(INFORMATION SHOWN Opens)

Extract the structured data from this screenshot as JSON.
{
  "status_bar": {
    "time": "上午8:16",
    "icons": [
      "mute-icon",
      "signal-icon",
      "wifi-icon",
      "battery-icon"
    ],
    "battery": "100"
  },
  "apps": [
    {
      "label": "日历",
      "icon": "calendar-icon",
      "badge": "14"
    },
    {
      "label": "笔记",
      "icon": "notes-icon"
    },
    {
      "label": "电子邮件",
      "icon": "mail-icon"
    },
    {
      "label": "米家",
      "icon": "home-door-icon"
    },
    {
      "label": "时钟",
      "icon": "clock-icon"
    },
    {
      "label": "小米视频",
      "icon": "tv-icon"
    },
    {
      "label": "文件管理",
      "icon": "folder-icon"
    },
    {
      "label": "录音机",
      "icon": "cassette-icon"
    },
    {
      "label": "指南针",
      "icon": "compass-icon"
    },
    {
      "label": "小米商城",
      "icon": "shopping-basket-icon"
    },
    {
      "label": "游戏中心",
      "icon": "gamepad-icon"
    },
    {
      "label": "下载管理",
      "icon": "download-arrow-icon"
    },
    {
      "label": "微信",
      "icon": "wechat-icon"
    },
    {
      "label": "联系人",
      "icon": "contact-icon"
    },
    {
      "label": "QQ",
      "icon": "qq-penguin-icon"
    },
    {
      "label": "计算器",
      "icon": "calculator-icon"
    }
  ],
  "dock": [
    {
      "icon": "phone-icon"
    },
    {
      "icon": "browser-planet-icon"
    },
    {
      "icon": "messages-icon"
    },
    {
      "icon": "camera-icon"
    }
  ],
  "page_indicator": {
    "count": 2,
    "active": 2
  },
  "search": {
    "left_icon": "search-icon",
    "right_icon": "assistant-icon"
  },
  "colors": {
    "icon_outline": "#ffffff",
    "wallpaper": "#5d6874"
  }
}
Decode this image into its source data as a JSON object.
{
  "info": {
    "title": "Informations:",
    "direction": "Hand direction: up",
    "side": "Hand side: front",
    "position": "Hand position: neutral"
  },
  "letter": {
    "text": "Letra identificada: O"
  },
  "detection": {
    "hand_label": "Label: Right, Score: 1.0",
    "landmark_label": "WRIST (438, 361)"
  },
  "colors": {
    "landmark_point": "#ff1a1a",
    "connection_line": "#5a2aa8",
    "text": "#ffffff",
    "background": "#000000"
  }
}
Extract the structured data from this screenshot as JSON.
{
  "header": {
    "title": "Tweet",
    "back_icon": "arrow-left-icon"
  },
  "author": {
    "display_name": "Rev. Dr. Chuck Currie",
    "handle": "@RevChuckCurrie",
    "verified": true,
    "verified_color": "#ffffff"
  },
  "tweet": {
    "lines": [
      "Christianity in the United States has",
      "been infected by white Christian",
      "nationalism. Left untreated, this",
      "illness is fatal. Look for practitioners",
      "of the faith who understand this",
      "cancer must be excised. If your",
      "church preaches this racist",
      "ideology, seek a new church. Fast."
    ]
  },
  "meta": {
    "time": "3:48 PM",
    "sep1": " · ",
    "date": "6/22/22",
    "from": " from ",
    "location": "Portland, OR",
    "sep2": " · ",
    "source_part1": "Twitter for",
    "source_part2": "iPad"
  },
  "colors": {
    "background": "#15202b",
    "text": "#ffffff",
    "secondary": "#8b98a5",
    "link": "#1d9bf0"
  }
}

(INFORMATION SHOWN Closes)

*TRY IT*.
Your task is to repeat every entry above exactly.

*REPLY*.
Extract the structured data from this screenshot as JSON.
{
  "status_bar": {
    "time": "上午8:16",
    "icons": [
      "mute-icon",
      "signal-icon",
      "wifi-icon",
      "battery-icon"
    ],
    "battery": "100"
  },
  "apps": [
    {
      "label": "日历",
      "icon": "calendar-icon",
      "badge": "14"
    },
    {
      "label": "笔记",
      "icon": "notes-icon"
    },
    {
      "label": "电子邮件",
      "icon": "mail-icon"
    },
    {
      "label": "米家",
      "icon": "home-door-icon"
    },
    {
      "label": "时钟",
      "icon": "clock-icon"
    },
    {
      "label": "小米视频",
      "icon": "tv-icon"
    },
    {
      "label": "文件管理",
      "icon": "folder-icon"
    },
    {
      "label": "录音机",
      "icon": "cassette-icon"
    },
    {
      "label": "指南针",
      "icon": "compass-icon"
    },
    {
      "label": "小米商城",
      "icon": "shopping-basket-icon"
    },
    {
      "label": "游戏中心",
      "icon": "gamepad-icon"
    },
    {
      "label": "下载管理",
      "icon": "download-arrow-icon"
    },
    {
      "label": "微信",
      "icon": "wechat-icon"
    },
    {
      "label": "联系人",
      "icon": "contact-icon"
    },
    {
      "label": "QQ",
      "icon": "qq-penguin-icon"
    },
    {
      "label": "计算器",
      "icon": "calculator-icon"
    }
  ],
  "dock": [
    {
      "icon": "phone-icon"
    },
    {
      "icon": "browser-planet-icon"
    },
    {
      "icon": "messages-icon"
    },
    {
      "icon": "camera-icon"
    }
  ],
  "page_indicator": {
    "count": 2,
    "active": 2
  },
  "search": {
    "left_icon": "search-icon",
    "right_icon": "assistant-icon"
  },
  "colors": {
    "icon_outline": "#ffffff",
    "wallpaper": "#5d6874"
  }
}
Decode this image into its source data as a JSON object.
{
  "info": {
    "title": "Informations:",
    "direction": "Hand direction: up",
    "side": "Hand side: front",
    "position": "Hand position: neutral"
  },
  "letter": {
    "text": "Letra identificada: O"
  },
  "detection": {
    "hand_label": "Label: Right, Score: 1.0",
    "landmark_label": "WRIST (438, 361)"
  },
  "colors": {
    "landmark_point": "#ff1a1a",
    "connection_line": "#5a2aa8",
    "text": "#ffffff",
    "background": "#000000"
  }
}
Extract the structured data from this screenshot as JSON.
{
  "header": {
    "title": "Tweet",
    "back_icon": "arrow-left-icon"
  },
  "author": {
    "display_name": "Rev. Dr. Chuck Currie",
    "handle": "@RevChuckCurrie",
    "verified": true,
    "verified_color": "#ffffff"
  },
  "tweet": {
    "lines": [
      "Christianity in the United States has",
      "been infected by white Christian",
      "nationalism. Left untreated, this",
      "illness is fatal. Look for practitioners",
      "of the faith who understand this",
      "cancer must be excised. If your",
      "church preaches this racist",
      "ideology, seek a new church. Fast."
    ]
  },
  "meta": {
    "time": "3:48 PM",
    "sep1": " · ",
    "date": "6/22/22",
    "from": " from ",
    "location": "Portland, OR",
    "sep2": " · ",
    "source_part1": "Twitter for",
    "source_part2": "iPad"
  },
  "colors": {
    "background": "#15202b",
    "text": "#ffffff",
    "secondary": "#8b98a5",
    "link": "#1d9bf0"
  }
}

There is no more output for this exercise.